Work order → Report each line of the entries that includes "compliant" by copying it.

[Items listed in a dataset]
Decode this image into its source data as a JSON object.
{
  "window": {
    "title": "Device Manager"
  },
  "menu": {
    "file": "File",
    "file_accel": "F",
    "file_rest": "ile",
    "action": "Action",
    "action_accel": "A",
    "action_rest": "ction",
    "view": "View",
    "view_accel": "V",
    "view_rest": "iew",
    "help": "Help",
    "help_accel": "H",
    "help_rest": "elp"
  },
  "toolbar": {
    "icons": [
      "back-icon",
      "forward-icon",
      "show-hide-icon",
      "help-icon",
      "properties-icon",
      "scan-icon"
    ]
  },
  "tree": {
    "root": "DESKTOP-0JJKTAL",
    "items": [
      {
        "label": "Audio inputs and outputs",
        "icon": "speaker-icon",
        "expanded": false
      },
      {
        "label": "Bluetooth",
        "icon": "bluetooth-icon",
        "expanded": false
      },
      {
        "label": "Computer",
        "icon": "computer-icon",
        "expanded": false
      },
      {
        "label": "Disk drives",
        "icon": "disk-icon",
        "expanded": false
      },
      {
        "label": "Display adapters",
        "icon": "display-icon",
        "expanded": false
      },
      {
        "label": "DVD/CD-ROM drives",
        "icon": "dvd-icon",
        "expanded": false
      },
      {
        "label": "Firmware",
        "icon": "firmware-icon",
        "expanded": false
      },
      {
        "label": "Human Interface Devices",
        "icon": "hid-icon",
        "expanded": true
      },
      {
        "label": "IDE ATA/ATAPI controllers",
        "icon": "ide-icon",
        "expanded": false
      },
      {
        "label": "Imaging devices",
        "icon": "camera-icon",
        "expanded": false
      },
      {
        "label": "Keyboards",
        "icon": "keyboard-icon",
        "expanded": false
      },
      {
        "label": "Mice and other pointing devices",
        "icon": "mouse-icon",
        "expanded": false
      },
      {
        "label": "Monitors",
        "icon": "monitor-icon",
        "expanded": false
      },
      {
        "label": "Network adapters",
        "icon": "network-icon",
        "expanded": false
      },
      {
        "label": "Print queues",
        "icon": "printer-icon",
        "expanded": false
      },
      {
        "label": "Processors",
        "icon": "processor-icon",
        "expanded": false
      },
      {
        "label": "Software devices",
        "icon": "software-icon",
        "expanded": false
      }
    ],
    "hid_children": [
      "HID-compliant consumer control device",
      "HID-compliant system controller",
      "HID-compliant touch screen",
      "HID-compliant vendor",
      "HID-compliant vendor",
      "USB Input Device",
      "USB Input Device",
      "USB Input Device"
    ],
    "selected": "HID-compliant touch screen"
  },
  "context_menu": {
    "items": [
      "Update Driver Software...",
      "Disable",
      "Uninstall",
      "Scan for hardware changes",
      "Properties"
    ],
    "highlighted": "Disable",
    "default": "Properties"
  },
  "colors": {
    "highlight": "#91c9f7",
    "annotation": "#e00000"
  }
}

Exercise result →
      "HID-compliant consumer control device",
      "HID-compliant system controller",
      "HID-compliant touch screen",
      "HID-compliant vendor",
      "HID-compliant vendor",
    "selected": "HID-compliant touch screen"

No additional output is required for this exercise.